Blue Jays- Braves
(Maybe a slight disadvantage to Toronto and Baltimore, and a possible edge to the Rays.) Over the years the AL teams have been quite successful versus the NL. Let us assume a .650 winning percentage for these 20 games.
13 more wins for 49 so far.
The next type of game the teams have are AL games versus teams that going into the season are considered better than any AL East team and/or are 2012 playoff teams. These are Detroit, Texas, Oakland, and the Angels. The Red Sox have 25 of these, and each AL East should have the same or very close to 25. Since on the dreaded "paper" these opponents are the iron of the AL we will guesstimate roughly a split of these games. 12-13.
61 wins so far.
So far we have accounted for 117 games leaving 45. These 45 will be played against some combination of games with the White Sox, Cleveland, Kansas City, Minnesota, Seattle, and the newly minted American League Houston Astros. Calling these teams the lesser members of the junior circuit is reasonable but the Chisox, Tribe, and Royals especially remind us to remember the '12 A's and O's.
But will will assign the same .650 winning % we used for NL games which gives us 29.25 wins. We will round down to 29 wins ( and a .644 win %).
A grand assumed total of 90 wins.
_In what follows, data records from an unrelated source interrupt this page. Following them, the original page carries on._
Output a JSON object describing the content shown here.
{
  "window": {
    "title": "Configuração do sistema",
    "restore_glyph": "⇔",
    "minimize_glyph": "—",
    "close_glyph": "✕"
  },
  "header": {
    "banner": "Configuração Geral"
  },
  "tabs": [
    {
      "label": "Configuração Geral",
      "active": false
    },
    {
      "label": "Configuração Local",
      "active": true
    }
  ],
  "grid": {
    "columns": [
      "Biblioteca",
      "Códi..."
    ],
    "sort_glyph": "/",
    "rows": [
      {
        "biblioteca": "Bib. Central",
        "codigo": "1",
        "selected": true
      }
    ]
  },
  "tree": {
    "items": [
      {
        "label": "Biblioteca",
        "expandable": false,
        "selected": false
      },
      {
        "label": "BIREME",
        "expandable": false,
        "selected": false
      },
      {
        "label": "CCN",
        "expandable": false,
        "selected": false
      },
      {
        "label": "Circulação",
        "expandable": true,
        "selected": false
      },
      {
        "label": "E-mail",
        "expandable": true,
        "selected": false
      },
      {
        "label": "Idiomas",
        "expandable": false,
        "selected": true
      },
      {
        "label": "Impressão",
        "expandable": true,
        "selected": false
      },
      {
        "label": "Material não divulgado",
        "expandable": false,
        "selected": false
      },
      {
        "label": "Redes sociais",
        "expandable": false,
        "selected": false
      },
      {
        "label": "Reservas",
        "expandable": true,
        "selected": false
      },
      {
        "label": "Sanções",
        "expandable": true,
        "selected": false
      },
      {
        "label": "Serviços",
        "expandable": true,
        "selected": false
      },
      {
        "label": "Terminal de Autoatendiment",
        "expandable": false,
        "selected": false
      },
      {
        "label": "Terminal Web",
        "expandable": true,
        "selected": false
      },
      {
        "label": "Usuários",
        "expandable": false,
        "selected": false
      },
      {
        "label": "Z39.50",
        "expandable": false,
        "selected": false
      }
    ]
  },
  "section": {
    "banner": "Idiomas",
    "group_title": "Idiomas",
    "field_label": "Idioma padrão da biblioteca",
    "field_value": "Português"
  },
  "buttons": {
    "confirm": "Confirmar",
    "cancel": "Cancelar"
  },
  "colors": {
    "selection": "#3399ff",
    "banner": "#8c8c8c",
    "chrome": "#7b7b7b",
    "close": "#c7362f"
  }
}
So using our admittedly non-sabermetrical analyzation, the maximum number of wins a AL East team could reasonably expect is 90. Maybe the biggest leap of guesstimation is the 36-36 divisional split for all. But considering the expected parity how else to assign value? If one or two of the teams collapse and lag well behind, like the 2012 Sox and Jays, this will very likely push a team or two ( or three??)
up over 90.
But in the other three categories of games I feel like I was generous in assigning wins. Can any or all of the AL East teams play .646 for 65 games?? If a team played at this rate for a whole season it would win 104 or 105 games. And included in these 65 games are opponents such as big bucks Dodgers, Diamondbacks( picked by some to win the NL West), improving Padres, Indians, White Sox, Royals, and defending World Champion Giants. Ok, also the Astros who would be underdogs in a seven game series with the 2013 Portland Sea Dogs ( I am NOT kidding!).
And if the reigning AL champ Tigers, Angels, and Rangers meet their press clippings 12-13 could come hard against these three plus the A's.
So the over/under lines mentioned at the beginning of this piece and in our last podcast, dovetail right into our win total assumptions. It does seem likely the AL East could be won with 87-90 wins. The more bunched together the 5 teams stay, the more likely it is. In fact if the five truly come deep into September in a five team race, it could take as few as 85 to win the division.
One last thought about an AL East with no one winning 90. If it comes true the other very real assumption that can be made is neither AL wild card will come from the East. That also would depend greatly on teams like Texas, the Angles, A's ( these three get 18 games each with Houston!), Royals, White Sox, and Tito Francona's Cleveland Indians.
So in summation, if the Red Sox win around 85-87 games, they could in fact contend to win the division. Secondarily, if they want to get into the playoffs with 86 wins or so they had better win the AL East.